- **TO DO**: The entries below are to be repeated exactly, and their pictures left out.
+++
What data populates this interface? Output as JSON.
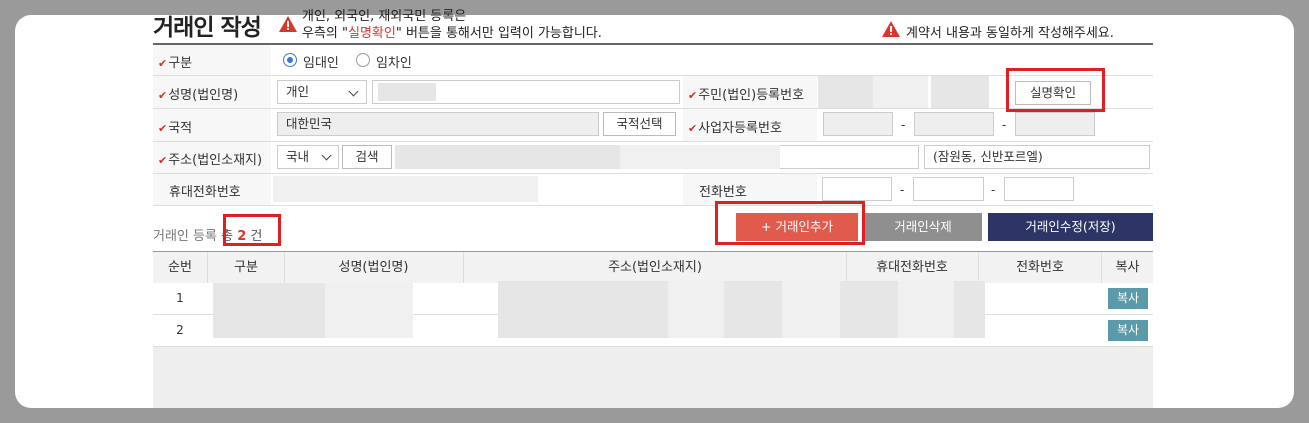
{
  "page": {
    "title": "거래인 작성",
    "notice_line1": "개인, 외국인, 재외국민 등록은",
    "notice_line2_pre": "우측의 \"",
    "notice_line2_red": "실명확인",
    "notice_line2_post": "\" 버튼을 통해서만 입력이 가능합니다.",
    "notice_right": "계약서 내용과 동일하게 작성해주세요."
  },
  "form": {
    "type_label": "구분",
    "type_options": [
      "임대인",
      "임차인"
    ],
    "type_selected": "임대인",
    "name_label": "성명(법인명)",
    "name_type_value": "개인",
    "id_label": "주민(법인)등록번호",
    "verify_button": "실명확인",
    "nationality_label": "국적",
    "nationality_value": "대한민국",
    "nationality_button": "국적선택",
    "bizno_label": "사업자등록번호",
    "dash": "-",
    "address_label": "주소(법인소재지)",
    "address_scope": "국내",
    "search_button": "검색",
    "address_extra": "(잠원동, 신반포르엘)",
    "mobile_label": "휴대전화번호",
    "phone_label": "전화번호"
  },
  "list": {
    "count_prefix": "거래인 등록",
    "count_total": "총",
    "count_value": "2",
    "count_suffix": "건",
    "add_button": "+ 거래인추가",
    "delete_button": "거래인삭제",
    "save_button": "거래인수정(저장)",
    "columns": [
      "순번",
      "구분",
      "성명(법인명)",
      "주소(법인소재지)",
      "휴대전화번호",
      "전화번호",
      "복사"
    ],
    "rows": [
      {
        "no": "1",
        "copy": "복사"
      },
      {
        "no": "2",
        "copy": "복사"
      }
    ]
  },
  "colors": {
    "red": "#e02020",
    "add_button": "#e05b4c",
    "delete_button": "#8f8f8f",
    "save_button": "#2c3566",
    "copy_button": "#5b9aa9"
  }
}
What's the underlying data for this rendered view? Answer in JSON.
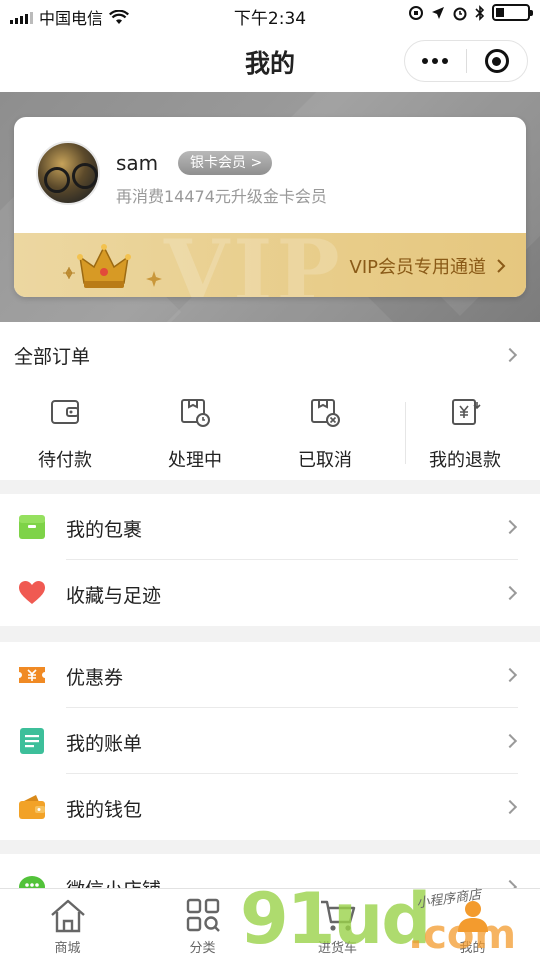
{
  "status_bar": {
    "carrier": "中国电信",
    "time": "下午2:34"
  },
  "nav": {
    "title": "我的"
  },
  "member": {
    "username": "sam",
    "badge": "银卡会员 >",
    "upgrade_hint": "再消费14474元升级金卡会员",
    "vip_watermark": "VIP",
    "vip_entry": "VIP会员专用通道"
  },
  "orders": {
    "title": "全部订单",
    "items": [
      {
        "label": "待付款",
        "icon": "wallet-icon"
      },
      {
        "label": "处理中",
        "icon": "processing-icon"
      },
      {
        "label": "已取消",
        "icon": "cancelled-icon"
      },
      {
        "label": "我的退款",
        "icon": "refund-icon"
      }
    ]
  },
  "list_a": [
    {
      "label": "我的包裹",
      "icon": "package-icon",
      "color": "#7ed348"
    },
    {
      "label": "收藏与足迹",
      "icon": "heart-icon",
      "color": "#f05a52"
    }
  ],
  "list_b": [
    {
      "label": "优惠券",
      "icon": "coupon-icon",
      "color": "#f08a24"
    },
    {
      "label": "我的账单",
      "icon": "bill-icon",
      "color": "#3dbf9a"
    },
    {
      "label": "我的钱包",
      "icon": "wallet-color-icon",
      "color": "#f2a227"
    }
  ],
  "list_c": [
    {
      "label": "微信小店铺",
      "icon": "wechat-icon",
      "color": "#52c23a"
    }
  ],
  "tabs": [
    {
      "label": "商城",
      "icon": "home-icon"
    },
    {
      "label": "分类",
      "icon": "category-icon"
    },
    {
      "label": "进货车",
      "icon": "cart-icon"
    },
    {
      "label": "我的",
      "icon": "person-icon"
    }
  ],
  "watermark": {
    "brand": "91ud",
    "domain": ".com",
    "caption": "小程序商店"
  }
}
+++
- **SOLUTION BELOW**:
What data populates this interface? Output as JSON.
{
  "page": {
    "title": "거래인 작성",
    "notice_line1": "개인, 외국인, 재외국민 등록은",
    "notice_line2_pre": "우측의 \"",
    "notice_line2_red": "실명확인",
    "notice_line2_post": "\" 버튼을 통해서만 입력이 가능합니다.",
    "notice_right": "계약서 내용과 동일하게 작성해주세요."
  },
  "form": {
    "type_label": "구분",
    "type_options": [
      "임대인",
      "임차인"
    ],
    "type_selected": "임대인",
    "name_label": "성명(법인명)",
    "name_type_value": "개인",
    "id_label": "주민(법인)등록번호",
    "verify_button": "실명확인",
    "nationality_label": "국적",
    "nationality_value": "대한민국",
    "nationality_button": "국적선택",
    "bizno_label": "사업자등록번호",
    "dash": "-",
    "address_label": "주소(법인소재지)",
    "address_scope": "국내",
    "search_button": "검색",
    "address_extra": "(잠원동, 신반포르엘)",
    "mobile_label": "휴대전화번호",
    "phone_label": "전화번호"
  },
  "list": {
    "count_prefix": "거래인 등록",
    "count_total": "총",
    "count_value": "2",
    "count_suffix": "건",
    "add_button": "+ 거래인추가",
    "delete_button": "거래인삭제",
    "save_button": "거래인수정(저장)",
    "columns": [
      "순번",
      "구분",
      "성명(법인명)",
      "주소(법인소재지)",
      "휴대전화번호",
      "전화번호",
      "복사"
    ],
    "rows": [
      {
        "no": "1",
        "copy": "복사"
      },
      {
        "no": "2",
        "copy": "복사"
      }
    ]
  },
  "colors": {
    "red": "#e02020",
    "add_button": "#e05b4c",
    "delete_button": "#8f8f8f",
    "save_button": "#2c3566",
    "copy_button": "#5b9aa9"
  }
}
What's the underlying data for this rendered view? Answer in JSON.
{
  "status_bar": {
    "carrier": "中国电信",
    "time": "下午2:34"
  },
  "nav": {
    "title": "我的"
  },
  "member": {
    "username": "sam",
    "badge": "银卡会员 >",
    "upgrade_hint": "再消费14474元升级金卡会员",
    "vip_watermark": "VIP",
    "vip_entry": "VIP会员专用通道"
  },
  "orders": {
    "title": "全部订单",
    "items": [
      {
        "label": "待付款",
        "icon": "wallet-icon"
      },
      {
        "label": "处理中",
        "icon": "processing-icon"
      },
      {
        "label": "已取消",
        "icon": "cancelled-icon"
      },
      {
        "label": "我的退款",
        "icon": "refund-icon"
      }
    ]
  },
  "list_a": [
    {
      "label": "我的包裹",
      "icon": "package-icon",
      "color": "#7ed348"
    },
    {
      "label": "收藏与足迹",
      "icon": "heart-icon",
      "color": "#f05a52"
    }
  ],
  "list_b": [
    {
      "label": "优惠券",
      "icon": "coupon-icon",
      "color": "#f08a24"
    },
    {
      "label": "我的账单",
      "icon": "bill-icon",
      "color": "#3dbf9a"
    },
    {
      "label": "我的钱包",
      "icon": "wallet-color-icon",
      "color": "#f2a227"
    }
  ],
  "list_c": [
    {
      "label": "微信小店铺",
      "icon": "wechat-icon",
      "color": "#52c23a"
    }
  ],
  "tabs": [
    {
      "label": "商城",
      "icon": "home-icon"
    },
    {
      "label": "分类",
      "icon": "category-icon"
    },
    {
      "label": "进货车",
      "icon": "cart-icon"
    },
    {
      "label": "我的",
      "icon": "person-icon"
    }
  ],
  "watermark": {
    "brand": "91ud",
    "domain": ".com",
    "caption": "小程序商店"
  }
}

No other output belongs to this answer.